Saturday, June 28, 2008

Claire is here

Our daughter was born June 23rd at 2:29 AM and weighed in at a whopping 9 pounds, 3 ounces. She was 20.25 inches long, so it seems like Trevor was closest with his guess. She's absolutely wonderful. For now, we're quite busy keeping up with her, so I don't anticipate much writing in the near future.

The first picture (Claire sleeping) was taken by my good friend Matt.

Tuesday, June 10, 2008

Simple Password Generator

My most recent little side project is a web page for generating passwords. It's a very simple page, which takes a few inputs, generates a pseudo-random stream from them, and produces a password using printable characters. Now now, hold it down. I can hear you from way over here. "But Scudder, aren't there like 40,000 password generators out there? Won't a web page be much slower at complex calculations than an installed desktop application? Wouldn't a truly random password stored in an encrypted keystore be a more secure way to handle passwords?" Well yes that all tends to be true. The idea here though, is to be able to regenrate passwords that I use non-critical accounts (you know, for sites like and on whichever computer I happen to be using. In fact, even if this password generator web app is for some reason unavailable, I made sure that it is simple enough that it all fits in my head. In a pinch, I could rewrite it from memory.

So here's how this little app generates passwords:
  1. Ask for a username, password, and domain (like
  2. Generate an RC4 stream for each of the three inputs above.
  3. Throw away the first 1,000 bytes from the three streams.
  4. Get three sets of the desired number of pseudo random bytes, one for each key stream. And xor each group of three bytes together to get single pseudo-random values. For example, if you want a 15 character password, get 15 bytes from each of the three keystreams.
  5. Translate the bytes into printable characters, or alphanumeric characters, by taking the modulus of the pseudo-random byte and using it as the index to looking up a character in a table.
A couple of the items above need some clarification. First is RC4. RC4 is a well known algorithm for generating a pseudo-random stream of bytes. It's not really up to snuff in terms of high security these days, but it is really simple. So simple in fact, that it is easy to remember the steps, and therefore, I chose it for this all-in-my-head password generator.

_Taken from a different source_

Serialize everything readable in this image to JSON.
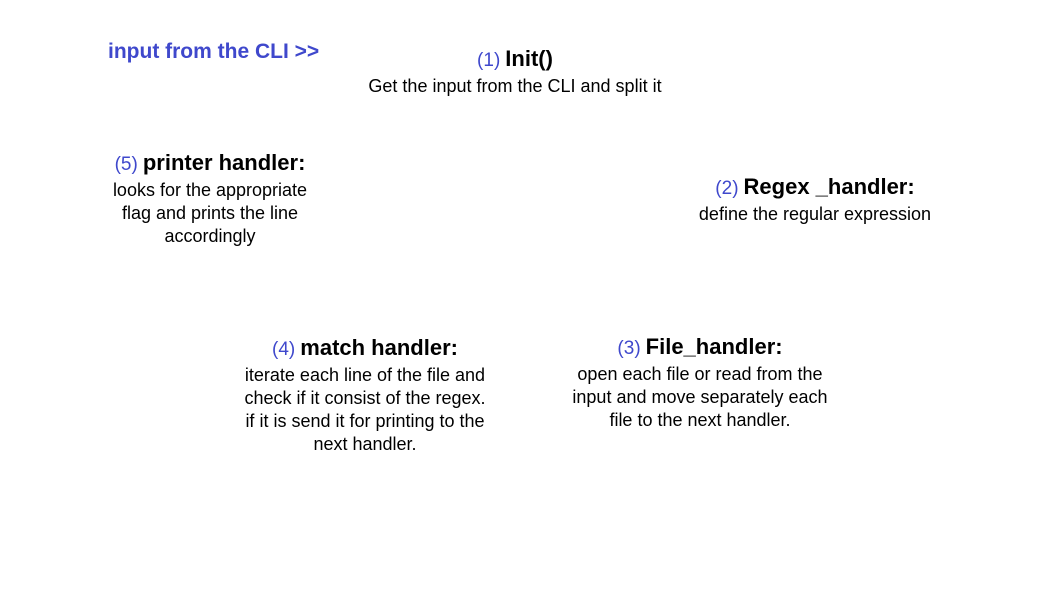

The second detail you would need to know in order to reproduce this generator, are the tables that I use to translate pseudo-random bytes into characters. I created this table, by typing in characters beginning on the first row of a US keyboard then I repeated the first row while holding the shift key. For example, the table begins with: `1234567890-=~!@#$%^&*()_+qwertyuiop[]QWERTYUIOP{}...

It turns out that some websites don't allow special characters like % and & in passwords. Why they don't is beyond me. So I created a table using the same method as above, but it only contains alphanumeric characters. Like this 1234567890qwertyuiopQWERTYUIOP... For websites which don't allow special characters, you can choose to use the alphanumeric table to translate the pseudo-random bytes into a password which is usable on the website.

I must sign off for now, so stay tuned for part two.